• What you need to do
Return every line from the records below in which the word "this" is found.

★ ★ ★ ★ ★ ★ ★

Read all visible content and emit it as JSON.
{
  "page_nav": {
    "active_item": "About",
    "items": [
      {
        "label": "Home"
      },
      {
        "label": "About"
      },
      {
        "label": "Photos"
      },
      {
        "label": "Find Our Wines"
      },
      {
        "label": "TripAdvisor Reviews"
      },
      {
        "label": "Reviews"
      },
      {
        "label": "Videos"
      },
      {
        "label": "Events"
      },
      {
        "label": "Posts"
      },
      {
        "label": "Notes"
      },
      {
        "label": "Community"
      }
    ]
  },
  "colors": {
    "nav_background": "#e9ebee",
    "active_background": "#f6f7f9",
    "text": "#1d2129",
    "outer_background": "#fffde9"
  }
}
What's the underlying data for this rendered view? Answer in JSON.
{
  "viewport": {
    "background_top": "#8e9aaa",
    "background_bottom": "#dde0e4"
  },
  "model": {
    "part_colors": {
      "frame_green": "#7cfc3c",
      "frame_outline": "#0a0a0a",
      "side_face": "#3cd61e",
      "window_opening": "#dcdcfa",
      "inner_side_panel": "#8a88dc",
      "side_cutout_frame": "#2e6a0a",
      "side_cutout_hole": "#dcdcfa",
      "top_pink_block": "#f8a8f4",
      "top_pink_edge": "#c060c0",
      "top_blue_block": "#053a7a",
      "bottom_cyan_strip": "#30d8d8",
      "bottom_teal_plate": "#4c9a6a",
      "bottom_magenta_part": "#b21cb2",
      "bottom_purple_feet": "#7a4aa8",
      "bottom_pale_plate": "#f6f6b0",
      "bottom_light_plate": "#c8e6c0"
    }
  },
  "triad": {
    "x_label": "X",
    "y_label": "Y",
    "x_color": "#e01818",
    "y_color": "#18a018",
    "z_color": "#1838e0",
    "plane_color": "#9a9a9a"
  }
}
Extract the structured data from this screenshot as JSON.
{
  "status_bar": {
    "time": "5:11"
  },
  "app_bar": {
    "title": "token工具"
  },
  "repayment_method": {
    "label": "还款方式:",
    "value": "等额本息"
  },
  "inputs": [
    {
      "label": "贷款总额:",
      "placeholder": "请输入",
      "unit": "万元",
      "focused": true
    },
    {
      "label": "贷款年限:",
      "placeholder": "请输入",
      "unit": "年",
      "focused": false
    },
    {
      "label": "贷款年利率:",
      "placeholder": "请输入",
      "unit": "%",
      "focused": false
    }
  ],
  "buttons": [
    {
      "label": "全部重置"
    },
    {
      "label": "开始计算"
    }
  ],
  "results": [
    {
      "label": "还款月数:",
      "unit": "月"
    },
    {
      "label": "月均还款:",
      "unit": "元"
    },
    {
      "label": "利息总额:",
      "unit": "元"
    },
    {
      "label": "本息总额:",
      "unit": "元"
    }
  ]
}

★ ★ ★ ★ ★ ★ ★

• Task output
What's the underlying data for this rendered view? Answer in JSON.
Extract the structured data from this screenshot as JSON.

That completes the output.